### Work instructions:
Beneath this task is a listing; retype all of it exactly.

### Provided information:

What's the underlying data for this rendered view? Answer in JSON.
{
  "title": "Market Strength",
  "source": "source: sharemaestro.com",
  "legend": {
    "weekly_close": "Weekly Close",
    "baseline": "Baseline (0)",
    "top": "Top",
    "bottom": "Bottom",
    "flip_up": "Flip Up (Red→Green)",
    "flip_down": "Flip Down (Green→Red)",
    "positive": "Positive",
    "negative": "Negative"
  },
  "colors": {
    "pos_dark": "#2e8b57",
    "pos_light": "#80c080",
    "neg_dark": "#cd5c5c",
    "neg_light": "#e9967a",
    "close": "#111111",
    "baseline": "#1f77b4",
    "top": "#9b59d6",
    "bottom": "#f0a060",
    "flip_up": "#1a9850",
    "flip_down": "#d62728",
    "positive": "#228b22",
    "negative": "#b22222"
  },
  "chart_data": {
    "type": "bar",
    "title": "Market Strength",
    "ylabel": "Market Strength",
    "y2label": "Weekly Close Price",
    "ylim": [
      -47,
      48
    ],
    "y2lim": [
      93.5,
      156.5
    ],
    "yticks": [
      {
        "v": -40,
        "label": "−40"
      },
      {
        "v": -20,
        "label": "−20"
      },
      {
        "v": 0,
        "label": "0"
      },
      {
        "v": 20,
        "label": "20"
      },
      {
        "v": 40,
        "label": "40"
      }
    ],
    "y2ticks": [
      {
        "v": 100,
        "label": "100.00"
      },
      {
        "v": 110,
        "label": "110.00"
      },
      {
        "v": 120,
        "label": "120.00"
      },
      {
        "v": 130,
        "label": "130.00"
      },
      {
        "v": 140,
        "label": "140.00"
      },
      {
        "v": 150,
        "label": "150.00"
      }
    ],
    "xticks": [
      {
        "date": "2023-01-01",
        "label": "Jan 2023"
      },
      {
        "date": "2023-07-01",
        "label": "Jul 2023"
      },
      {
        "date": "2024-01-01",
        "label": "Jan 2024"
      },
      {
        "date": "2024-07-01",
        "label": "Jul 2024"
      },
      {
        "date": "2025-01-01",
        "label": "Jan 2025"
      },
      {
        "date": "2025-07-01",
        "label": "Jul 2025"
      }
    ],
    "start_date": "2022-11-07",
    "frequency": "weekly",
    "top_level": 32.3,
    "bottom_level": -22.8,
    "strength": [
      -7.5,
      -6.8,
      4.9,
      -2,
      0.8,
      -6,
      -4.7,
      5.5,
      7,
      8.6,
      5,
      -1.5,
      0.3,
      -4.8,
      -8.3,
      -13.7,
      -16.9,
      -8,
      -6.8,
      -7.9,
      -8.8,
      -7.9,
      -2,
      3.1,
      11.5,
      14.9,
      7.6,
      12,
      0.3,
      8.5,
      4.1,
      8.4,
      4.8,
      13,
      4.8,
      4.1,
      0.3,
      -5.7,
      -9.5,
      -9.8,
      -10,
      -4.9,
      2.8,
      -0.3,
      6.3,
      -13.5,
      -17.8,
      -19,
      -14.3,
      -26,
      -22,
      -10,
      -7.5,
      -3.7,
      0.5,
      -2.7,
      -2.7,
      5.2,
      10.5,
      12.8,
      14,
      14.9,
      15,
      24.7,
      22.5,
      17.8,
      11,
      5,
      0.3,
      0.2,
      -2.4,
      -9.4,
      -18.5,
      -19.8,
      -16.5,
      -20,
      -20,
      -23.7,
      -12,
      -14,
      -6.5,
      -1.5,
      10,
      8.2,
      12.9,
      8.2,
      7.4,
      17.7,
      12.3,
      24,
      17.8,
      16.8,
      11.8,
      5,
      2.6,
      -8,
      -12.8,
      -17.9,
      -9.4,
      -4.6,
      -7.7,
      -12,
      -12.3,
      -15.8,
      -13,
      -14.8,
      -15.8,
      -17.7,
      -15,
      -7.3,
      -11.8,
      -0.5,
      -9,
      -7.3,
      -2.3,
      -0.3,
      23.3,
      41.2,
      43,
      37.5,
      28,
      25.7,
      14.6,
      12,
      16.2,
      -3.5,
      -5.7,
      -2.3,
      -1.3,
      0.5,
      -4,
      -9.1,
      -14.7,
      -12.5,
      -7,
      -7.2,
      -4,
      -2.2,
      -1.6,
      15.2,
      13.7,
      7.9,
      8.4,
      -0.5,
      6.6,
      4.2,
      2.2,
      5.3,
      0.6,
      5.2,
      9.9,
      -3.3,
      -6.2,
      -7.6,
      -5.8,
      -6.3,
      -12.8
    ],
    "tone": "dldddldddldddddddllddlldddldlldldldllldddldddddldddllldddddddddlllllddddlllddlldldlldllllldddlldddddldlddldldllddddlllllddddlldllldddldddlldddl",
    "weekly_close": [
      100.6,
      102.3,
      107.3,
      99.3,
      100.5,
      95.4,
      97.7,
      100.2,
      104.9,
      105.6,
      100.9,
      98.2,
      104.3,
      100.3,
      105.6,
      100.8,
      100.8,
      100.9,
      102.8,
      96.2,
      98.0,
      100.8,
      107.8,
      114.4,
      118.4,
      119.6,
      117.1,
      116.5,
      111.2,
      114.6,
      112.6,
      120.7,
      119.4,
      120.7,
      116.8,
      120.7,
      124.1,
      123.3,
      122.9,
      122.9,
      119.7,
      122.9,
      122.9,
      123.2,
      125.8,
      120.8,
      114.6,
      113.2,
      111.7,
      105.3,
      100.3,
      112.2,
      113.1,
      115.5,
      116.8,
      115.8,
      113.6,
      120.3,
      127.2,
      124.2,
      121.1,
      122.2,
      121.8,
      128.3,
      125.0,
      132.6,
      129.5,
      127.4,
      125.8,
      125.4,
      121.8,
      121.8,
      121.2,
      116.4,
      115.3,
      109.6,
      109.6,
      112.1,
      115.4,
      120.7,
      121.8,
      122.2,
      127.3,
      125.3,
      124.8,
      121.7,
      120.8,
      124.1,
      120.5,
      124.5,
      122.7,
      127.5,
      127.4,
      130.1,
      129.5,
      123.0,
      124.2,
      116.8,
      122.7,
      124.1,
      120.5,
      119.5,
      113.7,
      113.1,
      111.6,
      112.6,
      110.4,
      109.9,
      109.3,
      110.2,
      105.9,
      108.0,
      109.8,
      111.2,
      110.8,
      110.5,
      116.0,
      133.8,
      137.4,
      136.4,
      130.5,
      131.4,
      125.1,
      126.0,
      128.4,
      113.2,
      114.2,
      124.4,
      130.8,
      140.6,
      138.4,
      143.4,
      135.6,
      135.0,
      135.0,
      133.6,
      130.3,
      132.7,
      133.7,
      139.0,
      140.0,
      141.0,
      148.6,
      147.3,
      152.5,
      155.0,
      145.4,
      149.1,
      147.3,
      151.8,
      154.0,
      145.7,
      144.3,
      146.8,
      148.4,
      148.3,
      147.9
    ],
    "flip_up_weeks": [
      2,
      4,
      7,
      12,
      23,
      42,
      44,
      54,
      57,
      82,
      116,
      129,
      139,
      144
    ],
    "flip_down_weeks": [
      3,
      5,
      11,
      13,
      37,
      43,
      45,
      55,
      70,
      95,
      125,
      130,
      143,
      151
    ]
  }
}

### Answer area:
What's the underlying data for this rendered view? Answer in JSON.
{
  "title": "Market Strength",
  "source": "source: sharemaestro.com",
  "legend": {
    "weekly_close": "Weekly Close",
    "baseline": "Baseline (0)",
    "top": "Top",
    "bottom": "Bottom",
    "flip_up": "Flip Up (Red→Green)",
    "flip_down": "Flip Down (Green→Red)",
    "positive": "Positive",
    "negative": "Negative"
  },
  "colors": {
    "pos_dark": "#2e8b57",
    "pos_light": "#80c080",
    "neg_dark": "#cd5c5c",
    "neg_light": "#e9967a",
    "close": "#111111",
    "baseline": "#1f77b4",
    "top": "#9b59d6",
    "bottom": "#f0a060",
    "flip_up": "#1a9850",
    "flip_down": "#d62728",
    "positive": "#228b22",
    "negative": "#b22222"
  },
  "chart_data": {
    "type": "bar",
    "title": "Market Strength",
    "ylabel": "Market Strength",
    "y2label": "Weekly Close Price",
    "ylim": [
      -47,
      48
    ],
    "y2lim": [
      93.5,
      156.5
    ],
    "yticks": [
      {
        "v": -40,
        "label": "−40"
      },
      {
        "v": -20,
        "label": "−20"
      },
      {
        "v": 0,
        "label": "0"
      },
      {
        "v": 20,
        "label": "20"
      },
      {
        "v": 40,
        "label": "40"
      }
    ],
    "y2ticks": [
      {
        "v": 100,
        "label": "100.00"
      },
      {
        "v": 110,
        "label": "110.00"
      },
      {
        "v": 120,
        "label": "120.00"
      },
      {
        "v": 130,
        "label": "130.00"
      },
      {
        "v": 140,
        "label": "140.00"
      },
      {
        "v": 150,
        "label": "150.00"
      }
    ],
    "xticks": [
      {
        "date": "2023-01-01",
        "label": "Jan 2023"
      },
      {
        "date": "2023-07-01",
        "label": "Jul 2023"
      },
      {
        "date": "2024-01-01",
        "label": "Jan 2024"
      },
      {
        "date": "2024-07-01",
        "label": "Jul 2024"
      },
      {
        "date": "2025-01-01",
        "label": "Jan 2025"
      },
      {
        "date": "2025-07-01",
        "label": "Jul 2025"
      }
    ],
    "start_date": "2022-11-07",
    "frequency": "weekly",
    "top_level": 32.3,
    "bottom_level": -22.8,
    "strength": [
      -7.5,
      -6.8,
      4.9,
      -2,
      0.8,
      -6,
      -4.7,
      5.5,
      7,
      8.6,
      5,
      -1.5,
      0.3,
      -4.8,
      -8.3,
      -13.7,
      -16.9,
      -8,
      -6.8,
      -7.9,
      -8.8,
      -7.9,
      -2,
      3.1,
      11.5,
      14.9,
      7.6,
      12,
      0.3,
      8.5,
      4.1,
      8.4,
      4.8,
      13,
      4.8,
      4.1,
      0.3,
      -5.7,
      -9.5,
      -9.8,
      -10,
      -4.9,
      2.8,
      -0.3,
      6.3,
      -13.5,
      -17.8,
      -19,
      -14.3,
      -26,
      -22,
      -10,
      -7.5,
      -3.7,
      0.5,
      -2.7,
      -2.7,
      5.2,
      10.5,
      12.8,
      14,
      14.9,
      15,
      24.7,
      22.5,
      17.8,
      11,
      5,
      0.3,
      0.2,
      -2.4,
      -9.4,
      -18.5,
      -19.8,
      -16.5,
      -20,
      -20,
      -23.7,
      -12,
      -14,
      -6.5,
      -1.5,
      10,
      8.2,
      12.9,
      8.2,
      7.4,
      17.7,
      12.3,
      24,
      17.8,
      16.8,
      11.8,
      5,
      2.6,
      -8,
      -12.8,
      -17.9,
      -9.4,
      -4.6,
      -7.7,
      -12,
      -12.3,
      -15.8,
      -13,
      -14.8,
      -15.8,
      -17.7,
      -15,
      -7.3,
      -11.8,
      -0.5,
      -9,
      -7.3,
      -2.3,
      -0.3,
      23.3,
      41.2,
      43,
      37.5,
      28,
      25.7,
      14.6,
      12,
      16.2,
      -3.5,
      -5.7,
      -2.3,
      -1.3,
      0.5,
      -4,
      -9.1,
      -14.7,
      -12.5,
      -7,
      -7.2,
      -4,
      -2.2,
      -1.6,
      15.2,
      13.7,
      7.9,
      8.4,
      -0.5,
      6.6,
      4.2,
      2.2,
      5.3,
      0.6,
      5.2,
      9.9,
      -3.3,
      -6.2,
      -7.6,
      -5.8,
      -6.3,
      -12.8
    ],
    "tone": "dldddldddldddddddllddlldddldlldldldllldddldddddldddllldddddddddlllllddddlllddlldldlldllllldddlldddddldlddldldllddddlllllddddlldllldddldddlldddl",
    "weekly_close": [
      100.6,
      102.3,
      107.3,
      99.3,
      100.5,
      95.4,
      97.7,
      100.2,
      104.9,
      105.6,
      100.9,
      98.2,
      104.3,
      100.3,
      105.6,
      100.8,
      100.8,
      100.9,
      102.8,
      96.2,
      98.0,
      100.8,
      107.8,
      114.4,
      118.4,
      119.6,
      117.1,
      116.5,
      111.2,
      114.6,
      112.6,
      120.7,
      119.4,
      120.7,
      116.8,
      120.7,
      124.1,
      123.3,
      122.9,
      122.9,
      119.7,
      122.9,
      122.9,
      123.2,
      125.8,
      120.8,
      114.6,
      113.2,
      111.7,
      105.3,
      100.3,
      112.2,
      113.1,
      115.5,
      116.8,
      115.8,
      113.6,
      120.3,
      127.2,
      124.2,
      121.1,
      122.2,
      121.8,
      128.3,
      125.0,
      132.6,
      129.5,
      127.4,
      125.8,
      125.4,
      121.8,
      121.8,
      121.2,
      116.4,
      115.3,
      109.6,
      109.6,
      112.1,
      115.4,
      120.7,
      121.8,
      122.2,
      127.3,
      125.3,
      124.8,
      121.7,
      120.8,
      124.1,
      120.5,
      124.5,
      122.7,
      127.5,
      127.4,
      130.1,
      129.5,
      123.0,
      124.2,
      116.8,
      122.7,
      124.1,
      120.5,
      119.5,
      113.7,
      113.1,
      111.6,
      112.6,
      110.4,
      109.9,
      109.3,
      110.2,
      105.9,
      108.0,
      109.8,
      111.2,
      110.8,
      110.5,
      116.0,
      133.8,
      137.4,
      136.4,
      130.5,
      131.4,
      125.1,
      126.0,
      128.4,
      113.2,
      114.2,
      124.4,
      130.8,
      140.6,
      138.4,
      143.4,
      135.6,
      135.0,
      135.0,
      133.6,
      130.3,
      132.7,
      133.7,
      139.0,
      140.0,
      141.0,
      148.6,
      147.3,
      152.5,
      155.0,
      145.4,
      149.1,
      147.3,
      151.8,
      154.0,
      145.7,
      144.3,
      146.8,
      148.4,
      148.3,
      147.9
    ],
    "flip_up_weeks": [
      2,
      4,
      7,
      12,
      23,
      42,
      44,
      54,
      57,
      82,
      116,
      129,
      139,
      144
    ],
    "flip_down_weeks": [
      3,
      5,
      11,
      13,
      37,
      43,
      45,
      55,
      70,
      95,
      125,
      130,
      143,
      151
    ]
  }
}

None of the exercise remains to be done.